Two of my favorite things – Sci-Fi and Shakespeare – are brought together in this pioneering classic, “Forbidden Planet.”
A spaceship is launched from Earth filled with scientists out to discover new planets and colonize, spreading the human race across the galaxy. However, something happens to them and they are never heard from. Fastforward 20ish years later, and another ship is launched, headed by Commander Adams (Leslie Nielsen) to find the first ship. When they arrive at the destination planet, they discover only one survivor, Dr. Morbius (Walter Pidgeon). After Morbius’s ship crashed, the passengers discovered an advanced ancient alien civilization filled with technological wonders.
While they were exploring these wonders, however, something began picking off the passengers one by one, until only Morbius and his pregnant wife were left. Morbius’s wife died in childbirth, and finally it was only Morbius, his daughter and whatever lived on that planet. Oh, and Robbie the Robot – the magical machine that can create anything you want – diamonds, plate steel, liquor – out of thin air. And he does dishes, too.
Morbius tries to distract Adams and his crew with the technological wizardry left behind by a species knows as the Krell, but it’s a lost cause. His beautiful, young, blonde daughter, Alta (Anne Francis) has never met another human – another man – other than her father, and can’t resist the chance to get a look at one in the flesh. They are pretty excited to get a look at her, too.
Morbius begs Adams and the crew to leave him and his daughter alone on the planet, convinced that whatever killed all his fellow travelers will return and kill them, as well. Adams blows off his warnings, and secretly wonders whether or not Morbius actually had a hand in his associates’ deaths. Before he can launch a real investigation, however, his ship is attacked by something….
Slowly members of his crew are killed in mysterious ways that defy the laws of physics, and when he confronts Morbius, the creature begins to ramp up its attacks. Meanwhile, Adams and Alta grow closer together, putting them both in danger. The only way they will all survive is if they can identify what is attacking them and kill it at its source. But at what cost?
If any of you are Shakespeare buffs, you were probably able to pick up shadows of “The Tempest,” one of his comedies. One of my favorite memories from college is convincing one of my Shakespeare professors (I took a lot of Shakespeare) to watch “Forbidden Planet” when we were covering “The Tempest.” But a familiarity with Shakespeare isn’t required to enjoy this landmark film. “Forbidden Planet” was a pioneer piece, not just because of the use of special effects and sound effects, but in the way that the science fiction was an integral driving part of the plot, not just as window dressing.
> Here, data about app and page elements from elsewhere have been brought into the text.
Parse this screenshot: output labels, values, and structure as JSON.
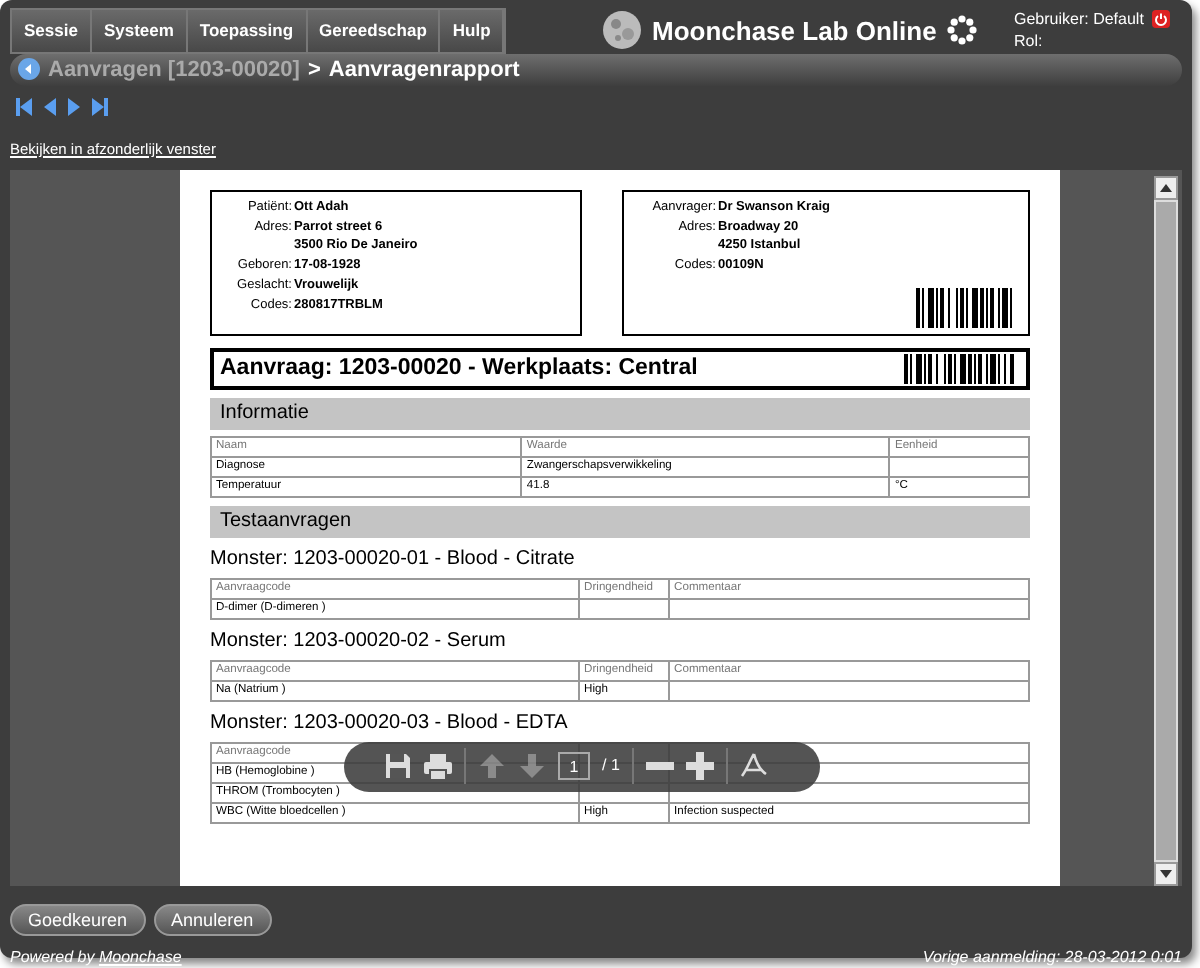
{
  "menu": [
    {
      "label": "Sessie"
    },
    {
      "label": "Systeem"
    },
    {
      "label": "Toepassing"
    },
    {
      "label": "Gereedschap"
    },
    {
      "label": "Hulp"
    }
  ],
  "app_title": "Moonchase Lab Online",
  "user": {
    "label": "Gebruiker:",
    "name": "Default",
    "role_label": "Rol:"
  },
  "breadcrumb": {
    "parent": "Aanvragen [1203-00020]",
    "separator": ">",
    "current": "Aanvragenrapport"
  },
  "open_link": "Bekijken in afzonderlijk venster",
  "report": {
    "patient": [
      {
        "label": "Patiënt:",
        "values": [
          "Ott Adah"
        ]
      },
      {
        "label": "Adres:",
        "values": [
          "Parrot street 6",
          "3500 Rio De Janeiro"
        ]
      },
      {
        "label": "Geboren:",
        "values": [
          "17-08-1928"
        ]
      },
      {
        "label": "Geslacht:",
        "values": [
          "Vrouwelijk"
        ]
      },
      {
        "label": "Codes:",
        "values": [
          "280817TRBLM"
        ]
      }
    ],
    "requester": [
      {
        "label": "Aanvrager:",
        "values": [
          "Dr Swanson Kraig"
        ]
      },
      {
        "label": "Adres:",
        "values": [
          "Broadway 20",
          "4250 Istanbul"
        ]
      },
      {
        "label": "Codes:",
        "values": [
          "00109N"
        ]
      }
    ],
    "title": "Aanvraag: 1203-00020 - Werkplaats: Central",
    "info": {
      "heading": "Informatie",
      "columns": [
        "Naam",
        "Waarde",
        "Eenheid"
      ],
      "rows": [
        [
          "Diagnose",
          "Zwangerschapsverwikkeling"
        ],
        [
          "Temperatuur",
          "41.8",
          "°C"
        ]
      ]
    },
    "tests_heading": "Testaanvragen",
    "samples": [
      {
        "title": "Monster: 1203-00020-01 - Blood - Citrate",
        "columns": [
          "Aanvraagcode",
          "Dringendheid",
          "Commentaar"
        ],
        "rows": [
          [
            "D-dimer (D-dimeren )"
          ]
        ]
      },
      {
        "title": "Monster: 1203-00020-02 - Serum",
        "columns": [
          "Aanvraagcode",
          "Dringendheid",
          "Commentaar"
        ],
        "rows": [
          [
            "Na (Natrium )",
            "High"
          ]
        ]
      },
      {
        "title": "Monster: 1203-00020-03 - Blood - EDTA",
        "columns": [
          "Aanvraagcode"
        ],
        "rows": [
          [
            "HB (Hemoglobine )"
          ],
          [
            "THROM (Trombocyten )"
          ],
          [
            "WBC (Witte bloedcellen )",
            "High",
            "Infection suspected"
          ]
        ]
      }
    ]
  },
  "viewer_toolbar": {
    "tools": [
      {
        "kind": "save",
        "disabled": false
      },
      {
        "kind": "print",
        "disabled": false
      },
      {
        "kind": "up",
        "disabled": true
      },
      {
        "kind": "down",
        "disabled": true
      },
      {
        "kind": "page",
        "disabled": false
      },
      {
        "kind": "zoom-out",
        "disabled": false
      },
      {
        "kind": "zoom-in",
        "disabled": false
      },
      {
        "kind": "acrobat",
        "disabled": false
      }
    ],
    "page": "1",
    "total": "/ 1"
  },
  "buttons": [
    "Goedkeuren",
    "Annuleren"
  ],
  "footer": {
    "powered": "Powered by",
    "link": "Moonchase",
    "last_login": "Vorige aanmelding: 28-03-2012 0:01"
  }
}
I can’t be more specific without giving away the ending. “Forbidden Planet” set the standard for really good sci-fi by exploring themes such as the definitions of good and evil, the nature of man, the limitations of science – and whether or not science should have limits.
Of course, there are some elements of the film that are dated to the period it was made. I mean, if you grew up alone on a deserted planet with no one else but your dad, wouldn’t you run around barefoot, in miniskirts designed by Adrian with full hair and makeup all day? By the way, did you catch that the leading man is Leslie Nielsen? Yes, that Leslie Nielsen, from the Airplane movies and other great movie spoofs. Once upon a time, he was quite the heartthrob.
“Forbidden Planet” is airing on TCM on Thursday, the 19th, at 7:00pm CST.
No Time for Sergeants (1958) – Wednesday, 9:15 PM CST
The Magnificent Seven (1960) – Saturday, 4:45 PM CST
The Blob (1958) – Saturday, 10:00 PM CST
Gidget (1959) – Sunday, 11:00 AM CST
Gentlemen Prefer Blondes (1953) – Sunday, 1:00 PM CST
Wuthering Heights (1939) – Sunday, 5:00 PM CST
The Great Escape (1963) – Sunday, 7:00 PM CST